++++ Available records

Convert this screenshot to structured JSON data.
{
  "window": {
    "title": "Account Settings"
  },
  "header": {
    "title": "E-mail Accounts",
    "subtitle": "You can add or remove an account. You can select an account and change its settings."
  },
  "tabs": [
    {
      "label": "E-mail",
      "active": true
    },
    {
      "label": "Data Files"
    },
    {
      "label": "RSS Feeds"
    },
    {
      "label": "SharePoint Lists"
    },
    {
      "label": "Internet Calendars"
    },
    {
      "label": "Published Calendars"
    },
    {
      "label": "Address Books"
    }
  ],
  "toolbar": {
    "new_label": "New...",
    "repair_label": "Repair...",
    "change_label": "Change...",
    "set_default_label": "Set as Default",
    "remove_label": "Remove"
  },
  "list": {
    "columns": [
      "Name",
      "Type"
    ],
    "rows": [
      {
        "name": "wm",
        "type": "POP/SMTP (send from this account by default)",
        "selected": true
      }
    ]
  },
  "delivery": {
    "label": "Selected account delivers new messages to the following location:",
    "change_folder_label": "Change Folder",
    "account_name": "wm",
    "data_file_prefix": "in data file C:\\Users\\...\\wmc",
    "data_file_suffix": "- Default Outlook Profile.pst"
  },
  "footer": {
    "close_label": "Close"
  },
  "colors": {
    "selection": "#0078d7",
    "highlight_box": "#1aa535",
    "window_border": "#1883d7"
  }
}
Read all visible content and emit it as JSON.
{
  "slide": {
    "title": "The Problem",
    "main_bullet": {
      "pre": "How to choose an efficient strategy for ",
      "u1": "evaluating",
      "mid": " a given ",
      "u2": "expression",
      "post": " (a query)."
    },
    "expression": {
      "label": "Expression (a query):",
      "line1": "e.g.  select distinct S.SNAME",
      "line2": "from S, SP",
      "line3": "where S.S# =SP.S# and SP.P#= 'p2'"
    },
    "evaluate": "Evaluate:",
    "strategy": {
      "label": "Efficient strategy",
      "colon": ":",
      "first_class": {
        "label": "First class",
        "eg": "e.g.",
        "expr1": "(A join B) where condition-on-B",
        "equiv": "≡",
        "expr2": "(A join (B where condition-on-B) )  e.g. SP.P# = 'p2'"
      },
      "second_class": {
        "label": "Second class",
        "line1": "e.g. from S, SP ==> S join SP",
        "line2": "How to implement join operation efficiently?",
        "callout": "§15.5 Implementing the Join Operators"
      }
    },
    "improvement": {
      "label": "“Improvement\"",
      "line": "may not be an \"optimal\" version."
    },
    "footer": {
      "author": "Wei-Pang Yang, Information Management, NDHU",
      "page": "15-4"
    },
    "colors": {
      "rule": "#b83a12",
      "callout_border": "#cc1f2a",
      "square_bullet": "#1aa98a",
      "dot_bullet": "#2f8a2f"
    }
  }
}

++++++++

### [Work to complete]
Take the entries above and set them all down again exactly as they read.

### [Solution to this exercise]
Convert this screenshot to structured JSON data.
{
  "window": {
    "title": "Account Settings"
  },
  "header": {
    "title": "E-mail Accounts",
    "subtitle": "You can add or remove an account. You can select an account and change its settings."
  },
  "tabs": [
    {
      "label": "E-mail",
      "active": true
    },
    {
      "label": "Data Files"
    },
    {
      "label": "RSS Feeds"
    },
    {
      "label": "SharePoint Lists"
    },
    {
      "label": "Internet Calendars"
    },
    {
      "label": "Published Calendars"
    },
    {
      "label": "Address Books"
    }
  ],
  "toolbar": {
    "new_label": "New...",
    "repair_label": "Repair...",
    "change_label": "Change...",
    "set_default_label": "Set as Default",
    "remove_label": "Remove"
  },
  "list": {
    "columns": [
      "Name",
      "Type"
    ],
    "rows": [
      {
        "name": "wm",
        "type": "POP/SMTP (send from this account by default)",
        "selected": true
      }
    ]
  },
  "delivery": {
    "label": "Selected account delivers new messages to the following location:",
    "change_folder_label": "Change Folder",
    "account_name": "wm",
    "data_file_prefix": "in data file C:\\Users\\...\\wmc",
    "data_file_suffix": "- Default Outlook Profile.pst"
  },
  "footer": {
    "close_label": "Close"
  },
  "colors": {
    "selection": "#0078d7",
    "highlight_box": "#1aa535",
    "window_border": "#1883d7"
  }
}
Read all visible content and emit it as JSON.
{
  "slide": {
    "title": "The Problem",
    "main_bullet": {
      "pre": "How to choose an efficient strategy for ",
      "u1": "evaluating",
      "mid": " a given ",
      "u2": "expression",
      "post": " (a query)."
    },
    "expression": {
      "label": "Expression (a query):",
      "line1": "e.g.  select distinct S.SNAME",
      "line2": "from S, SP",
      "line3": "where S.S# =SP.S# and SP.P#= 'p2'"
    },
    "evaluate": "Evaluate:",
    "strategy": {
      "label": "Efficient strategy",
      "colon": ":",
      "first_class": {
        "label": "First class",
        "eg": "e.g.",
        "expr1": "(A join B) where condition-on-B",
        "equiv": "≡",
        "expr2": "(A join (B where condition-on-B) )  e.g. SP.P# = 'p2'"
      },
      "second_class": {
        "label": "Second class",
        "line1": "e.g. from S, SP ==> S join SP",
        "line2": "How to implement join operation efficiently?",
        "callout": "§15.5 Implementing the Join Operators"
      }
    },
    "improvement": {
      "label": "“Improvement\"",
      "line": "may not be an \"optimal\" version."
    },
    "footer": {
      "author": "Wei-Pang Yang, Information Management, NDHU",
      "page": "15-4"
    },
    "colors": {
      "rule": "#b83a12",
      "callout_border": "#cc1f2a",
      "square_bullet": "#1aa98a",
      "dot_bullet": "#2f8a2f"
    }
  }
}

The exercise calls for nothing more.